WHAT TO DO: Please copy each line of the records below that includes the word "Match".

##### DATA FOR REVIEW

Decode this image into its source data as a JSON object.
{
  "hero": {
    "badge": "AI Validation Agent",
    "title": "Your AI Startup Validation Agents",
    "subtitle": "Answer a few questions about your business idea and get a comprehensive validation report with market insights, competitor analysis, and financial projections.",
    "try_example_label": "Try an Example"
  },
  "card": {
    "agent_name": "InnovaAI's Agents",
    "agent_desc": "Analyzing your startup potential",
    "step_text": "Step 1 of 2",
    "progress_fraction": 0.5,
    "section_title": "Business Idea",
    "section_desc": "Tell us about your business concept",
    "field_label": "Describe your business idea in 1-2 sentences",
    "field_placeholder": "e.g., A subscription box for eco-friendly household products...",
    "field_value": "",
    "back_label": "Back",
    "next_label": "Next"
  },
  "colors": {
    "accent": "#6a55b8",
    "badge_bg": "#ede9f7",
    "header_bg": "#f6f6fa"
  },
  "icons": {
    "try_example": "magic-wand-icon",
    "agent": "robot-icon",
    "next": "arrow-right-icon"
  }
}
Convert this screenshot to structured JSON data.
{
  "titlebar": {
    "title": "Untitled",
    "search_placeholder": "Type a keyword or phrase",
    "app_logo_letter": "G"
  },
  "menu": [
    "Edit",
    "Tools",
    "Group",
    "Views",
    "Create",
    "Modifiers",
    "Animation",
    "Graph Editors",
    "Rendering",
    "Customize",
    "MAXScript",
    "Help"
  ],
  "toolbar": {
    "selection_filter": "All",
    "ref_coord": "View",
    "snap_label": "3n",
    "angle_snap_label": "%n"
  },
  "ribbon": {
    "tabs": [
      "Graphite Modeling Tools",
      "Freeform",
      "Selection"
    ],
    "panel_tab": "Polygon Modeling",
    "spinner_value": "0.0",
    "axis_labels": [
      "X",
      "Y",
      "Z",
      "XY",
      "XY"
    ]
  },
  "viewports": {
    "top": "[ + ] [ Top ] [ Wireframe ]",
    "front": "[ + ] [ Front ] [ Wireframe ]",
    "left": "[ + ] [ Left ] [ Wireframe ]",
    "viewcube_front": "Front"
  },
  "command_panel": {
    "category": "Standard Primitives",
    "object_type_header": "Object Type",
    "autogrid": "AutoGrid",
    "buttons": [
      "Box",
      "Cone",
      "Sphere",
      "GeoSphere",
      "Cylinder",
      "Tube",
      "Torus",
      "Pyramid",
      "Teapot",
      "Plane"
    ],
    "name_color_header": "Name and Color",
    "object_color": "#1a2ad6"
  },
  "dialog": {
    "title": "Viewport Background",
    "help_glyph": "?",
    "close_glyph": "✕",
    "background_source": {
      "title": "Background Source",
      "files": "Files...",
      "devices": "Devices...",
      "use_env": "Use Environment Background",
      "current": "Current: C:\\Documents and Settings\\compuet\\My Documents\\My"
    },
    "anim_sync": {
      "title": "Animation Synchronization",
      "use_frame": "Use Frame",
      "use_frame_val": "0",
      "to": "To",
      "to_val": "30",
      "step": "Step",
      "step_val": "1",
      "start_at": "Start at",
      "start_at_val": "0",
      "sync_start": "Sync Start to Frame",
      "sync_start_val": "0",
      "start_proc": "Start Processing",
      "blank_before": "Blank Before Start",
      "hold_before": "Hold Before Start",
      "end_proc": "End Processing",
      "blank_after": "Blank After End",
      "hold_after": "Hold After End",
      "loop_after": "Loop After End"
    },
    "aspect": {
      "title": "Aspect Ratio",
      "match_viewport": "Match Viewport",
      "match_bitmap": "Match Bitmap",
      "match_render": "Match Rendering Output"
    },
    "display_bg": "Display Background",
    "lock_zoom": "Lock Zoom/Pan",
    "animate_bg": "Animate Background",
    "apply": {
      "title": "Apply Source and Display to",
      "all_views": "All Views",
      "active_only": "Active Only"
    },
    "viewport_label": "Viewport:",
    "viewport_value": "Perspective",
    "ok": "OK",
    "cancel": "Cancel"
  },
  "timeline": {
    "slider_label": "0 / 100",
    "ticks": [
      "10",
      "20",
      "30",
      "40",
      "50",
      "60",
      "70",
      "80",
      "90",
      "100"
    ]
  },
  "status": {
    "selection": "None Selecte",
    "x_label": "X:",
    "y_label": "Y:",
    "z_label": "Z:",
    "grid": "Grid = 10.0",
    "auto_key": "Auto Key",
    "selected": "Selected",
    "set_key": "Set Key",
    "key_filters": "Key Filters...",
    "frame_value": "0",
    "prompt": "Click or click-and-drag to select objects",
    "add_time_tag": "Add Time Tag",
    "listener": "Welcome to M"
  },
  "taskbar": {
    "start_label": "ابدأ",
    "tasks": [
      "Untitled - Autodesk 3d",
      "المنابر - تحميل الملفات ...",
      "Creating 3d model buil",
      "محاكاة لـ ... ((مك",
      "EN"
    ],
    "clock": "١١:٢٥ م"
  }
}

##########

ANSWER TO THIS PROBLEM:
      "match_viewport": "Match Viewport",
      "match_bitmap": "Match Bitmap",
      "match_render": "Match Rendering Output"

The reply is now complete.